Ruby Cameron never liked sport; she used to cling to her teacher rather than venture out onto the field.
But when her mum Susan Starr signed Ruby up to weekly riding classes at their local Riding for the Disabled facility north-west of Brisbane, the neurodivergent nine-year-old blossomed.
“I have no idea how it works, but for some reason it’s just brought Ruby to life,” Susan said.
“[With] other sports, she was always afraid, didn’t want to do it, didn’t want to go, wouldn’t let go of the teachers’ hands.
Ruby is one of 60 regular riders at the Samford Riding for the Disabled branch, supported by experienced coaches, patient horses, and dozens of volunteers.
Riding for the Disabled was founded in Queensland in 1985, expanding into other states offering riding lessons and therapeutic exposure to horses for children and people with disabilities.
Now, the volunteer organization has 17 centers in Queensland and dozens more nationally.
horse and rider
At Samford, the center has an Olympic-sized arena, nine horses, and up to 80 volunteers putting their time into helping people like Ruby grow through riding lessons each week.
Coach Rhiannon Hutchings has been at the Samford Riding for the Disabled for more than a decade.
“When we sit on a horse, and a horse walks underneath us, it creates in our pelvis and our torso exactly the same movement as when we walk on our own two feet, so for riders who find walking very difficult, impossible or really tiring , we can recreate that walking experience,” she told ABC Radio Brisbane.
“They can also engage in non-verbal communication to ask our horses to do things, which strengthens overall communication.”
While the volunteers put a lot of time and effort into working with people facing their fears and own physical or mental challenges, the horses are also putting in hard work.
“Our horses are incredible; [as is] seeing them react to our riders,” Ms Hutchings said.
“If you watch a rider become slightly unbalanced, you’ll often see a horse correspondingly step over to that side they’re unbalanced, to almost pick them up, or following what you can almost feel is a rider’s intention.”
Sarah Lupton has been an assistant coach at RDA Samford for three years, after starting as a volunteer.
A horse lover from childhood, she realized that her nursing studies corresponded with the work of partnering with people with disabilities, and their families, with horses.
“It’s less about treating the immediate medical issue and more about rehabilitating, building strength, providing opportunities for people to have independence where they wouldn’t normally,” she said.
“Some of the kids especially who [use a wheelchair]you put them up on a horse and their confidence just grows exponentially, because they can see the tops of people’s heads which they’ve never seen before.”
Horses at the center of everything
RDA Samford volunteer secretary Jane Marsh said the horses were at the heart of everything the organization does.
“We treat them like gods, basically; they get everything they need.
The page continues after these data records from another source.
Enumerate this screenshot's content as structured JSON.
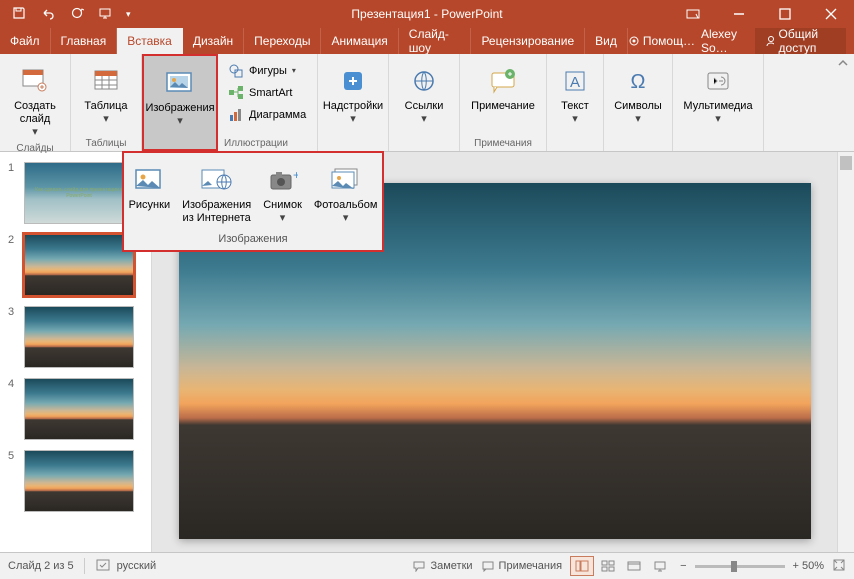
{
  "app": {
    "title": "Презентация1 - PowerPoint"
  },
  "tabs": [
    "Файл",
    "Главная",
    "Вставка",
    "Дизайн",
    "Переходы",
    "Анимация",
    "Слайд-шоу",
    "Рецензирование",
    "Вид"
  ],
  "active_tab_index": 2,
  "help": "Помощ…",
  "user": "Alexey So…",
  "share": "Общий доступ",
  "ribbon": {
    "newSlide": "Создать слайд",
    "slidesGroup": "Слайды",
    "table": "Таблица",
    "tablesGroup": "Таблицы",
    "images": "Изображения",
    "shapes": "Фигуры",
    "smartart": "SmartArt",
    "diagram": "Диаграмма",
    "illustrGroup": "Иллюстрации",
    "addins": "Надстройки",
    "links": "Ссылки",
    "comment": "Примечание",
    "commentGroup": "Примечания",
    "text": "Текст",
    "symbols": "Символы",
    "media": "Мультимедиа"
  },
  "dropdown": {
    "pictures": "Рисунки",
    "online": "Изображения из Интернета",
    "screenshot": "Снимок",
    "album": "Фотоальбом",
    "groupLabel": "Изображения"
  },
  "thumbs": {
    "slide1_text": "Как сделать слайд для презентации в PowerPoint",
    "numbers": [
      "1",
      "2",
      "3",
      "4",
      "5"
    ]
  },
  "status": {
    "slideInfo": "Слайд 2 из 5",
    "lang": "русский",
    "notes": "Заметки",
    "comments": "Примечания",
    "zoom": "+ 50%"
  }
}
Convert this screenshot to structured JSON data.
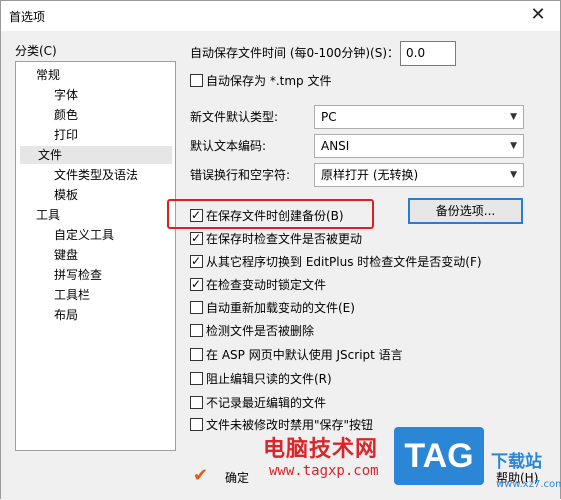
{
  "title": "首选项",
  "close_glyph": "✕",
  "sidebar": {
    "label": "分类(C)",
    "items": [
      {
        "label": "常规"
      },
      {
        "label": "字体"
      },
      {
        "label": "颜色"
      },
      {
        "label": "打印"
      },
      {
        "label": "文件"
      },
      {
        "label": "文件类型及语法"
      },
      {
        "label": "模板"
      },
      {
        "label": "工具"
      },
      {
        "label": "自定义工具"
      },
      {
        "label": "键盘"
      },
      {
        "label": "拼写检查"
      },
      {
        "label": "工具栏"
      },
      {
        "label": "布局"
      }
    ],
    "selected": "文件"
  },
  "main": {
    "autosave_label": "自动保存文件时间 (每0-100分钟)(S)：",
    "autosave_value": "0.0",
    "autosave_tmp": {
      "label": "自动保存为 *.tmp 文件",
      "checked": false
    },
    "new_file_type": {
      "label": "新文件默认类型:",
      "value": "PC"
    },
    "encoding": {
      "label": "默认文本编码:",
      "value": "ANSI"
    },
    "line_break": {
      "label": "错误换行和空字符:",
      "value": "原样打开 (无转换)"
    },
    "backup_button": "备份选项...",
    "checkboxes": [
      {
        "label": "在保存文件时创建备份(B)",
        "checked": true
      },
      {
        "label": "在保存时检查文件是否被更动",
        "checked": true
      },
      {
        "label": "从其它程序切换到 EditPlus 时检查文件是否变动(F)",
        "checked": true
      },
      {
        "label": "在检查变动时锁定文件",
        "checked": true
      },
      {
        "label": "自动重新加载变动的文件(E)",
        "checked": false
      },
      {
        "label": "检测文件是否被删除",
        "checked": false
      },
      {
        "label": "在 ASP 网页中默认使用 JScript 语言",
        "checked": false
      },
      {
        "label": "阻止编辑只读的文件(R)",
        "checked": false
      },
      {
        "label": "不记录最近编辑的文件",
        "checked": false
      },
      {
        "label": "文件未被修改时禁用\"保存\"按钮",
        "checked": false
      }
    ]
  },
  "footer": {
    "ok": "确定",
    "help": "帮助(H)"
  },
  "watermark": {
    "cn_text": "电脑技术网",
    "url": "www.tagxp.com",
    "tag": "TAG",
    "site": "下载站",
    "site_url": "www.xz7.com"
  },
  "colors": {
    "highlight": "#e02020",
    "accent_blue": "#2b86d6",
    "watermark_red": "#d9262b"
  }
}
We do a lot of fundraising to make sure we can do that for them,” she said.
Large or small, the selected horses must be extremely calm, tolerant, and willing to be handled by dozens of different people.
It’s a tall ask for a horse and means that the RDA is on the lookout for new horses to add to their herd — the same kind of horses or ponies in high demand for children and pony clubs.
“It’s an ongoing hunt for horses because we do remove them when they show signs of not enjoying it anymore, we don’t force them to stay here,” Ms Marsh said.
Achievements and growth
All of the volunteers have watched young children or people with disabilities, often deeply scared or challenged, respond to the calm quietness of their horses — learning how to communicate with a large animal, figuring out what to do when things don’t go right, and learning more about themselves.
“[That] feeling of achievement when a half-tonne animal takes your suggestion and goes, ‘Yeah sure, I can do that’. That’s huge. That’s a massive feeling of control,” Ms Hutchings said.
For Susan and Ruby, it means that every Friday is a day of excitement as well as growth — it’s time for Ruby to visit her favorite pony, Cherry, and go for a ride.
“it’s just amazing, they understand the horses, what the horses can do; they don’t push them,” Susan said.
To celebrate 90 years of the ABC connecting communities, we’ve partnered with Volunteering Australia to encourage Australians to come together and make a pledge: 90 minutes of kindness in your community. Make the pledge and share your #ABC90for90 with your friends, family and colleagues.